WORK TO COMPLETE:
Scan the material below for the string "label". Report every line that has it.
________________
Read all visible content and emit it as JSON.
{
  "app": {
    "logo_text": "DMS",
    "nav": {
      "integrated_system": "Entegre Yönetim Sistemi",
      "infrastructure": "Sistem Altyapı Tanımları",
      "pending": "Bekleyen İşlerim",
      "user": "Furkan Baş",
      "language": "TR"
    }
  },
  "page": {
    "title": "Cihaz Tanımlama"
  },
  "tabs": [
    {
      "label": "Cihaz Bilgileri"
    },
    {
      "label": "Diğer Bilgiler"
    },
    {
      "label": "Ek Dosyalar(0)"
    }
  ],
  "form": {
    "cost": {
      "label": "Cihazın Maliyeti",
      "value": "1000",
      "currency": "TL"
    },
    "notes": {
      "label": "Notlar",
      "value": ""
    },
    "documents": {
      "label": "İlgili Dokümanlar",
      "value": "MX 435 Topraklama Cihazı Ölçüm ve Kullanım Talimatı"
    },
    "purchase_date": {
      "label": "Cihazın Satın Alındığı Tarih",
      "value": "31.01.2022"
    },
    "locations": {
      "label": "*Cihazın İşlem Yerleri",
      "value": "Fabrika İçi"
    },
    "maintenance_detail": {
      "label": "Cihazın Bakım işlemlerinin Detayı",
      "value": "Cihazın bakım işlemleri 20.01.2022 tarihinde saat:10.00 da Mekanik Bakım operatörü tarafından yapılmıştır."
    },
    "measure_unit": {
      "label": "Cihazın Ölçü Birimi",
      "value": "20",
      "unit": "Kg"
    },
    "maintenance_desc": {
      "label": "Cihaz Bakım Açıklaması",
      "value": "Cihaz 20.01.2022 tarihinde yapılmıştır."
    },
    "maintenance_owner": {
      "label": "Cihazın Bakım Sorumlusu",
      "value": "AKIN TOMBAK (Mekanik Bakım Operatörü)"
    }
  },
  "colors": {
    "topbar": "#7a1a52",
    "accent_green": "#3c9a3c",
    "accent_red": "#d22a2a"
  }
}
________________
RESPONSE TO THIS TASK:
      "label": "Cihaz Bilgileri"
      "label": "Diğer Bilgiler"
      "label": "Ek Dosyalar(0)"
      "label": "Cihazın Maliyeti",
      "label": "Notlar",
      "label": "İlgili Dokümanlar",
      "label": "Cihazın Satın Alındığı Tarih",
      "label": "*Cihazın İşlem Yerleri",
      "label": "Cihazın Bakım işlemlerinin Detayı",
      "label": "Cihazın Ölçü Birimi",
      "label": "Cihaz Bakım Açıklaması",
      "label": "Cihazın Bakım Sorumlusu",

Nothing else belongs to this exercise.